The barbiturates were the most versatile nervous system depressants available during the first half of the twentieth century. Small doses calm and produce sedation, higher doses induce sleep, and still higher doses produce surgical anesthesia. Beyond these doses—and particularly when washed down with alcohol—barbiturates are all too effective in causing irreversible coma.
Phenobarbital, a long-acting barbiturate introduced in 1912 under the trade name Luminal, was initially marketed for sedation and to induce sleep. That same year, German psychiatrist and neurologist Alfred Hauptmann administered phenobarbital to his epileptic patients to enable them (and him) to sleep through the night.
It worked, and much to his surprise, they experienced far fewer seizures during the daytime. Moreover, unlike the bromides—the principle antiseizure drugs at that time—phenobarbital did not cause excessive sedation. It was the most effective drug available for tonic-clonic (grand mal) seizures until 1938, when Dilantin, a far less sedating drug, displaced it.

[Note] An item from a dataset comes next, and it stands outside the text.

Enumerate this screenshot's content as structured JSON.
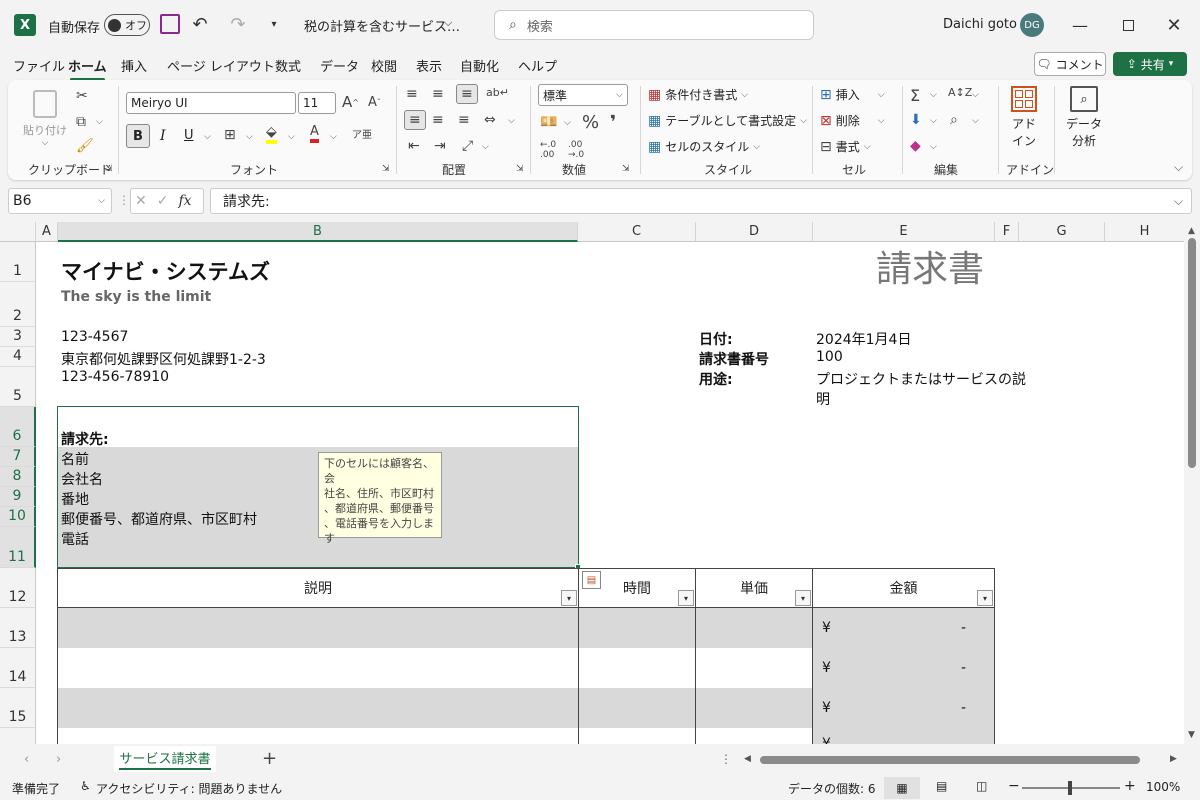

Shown here, Grover Cleveland Alexander, one of major league baseball's greatest players, who suffered from epilepsy.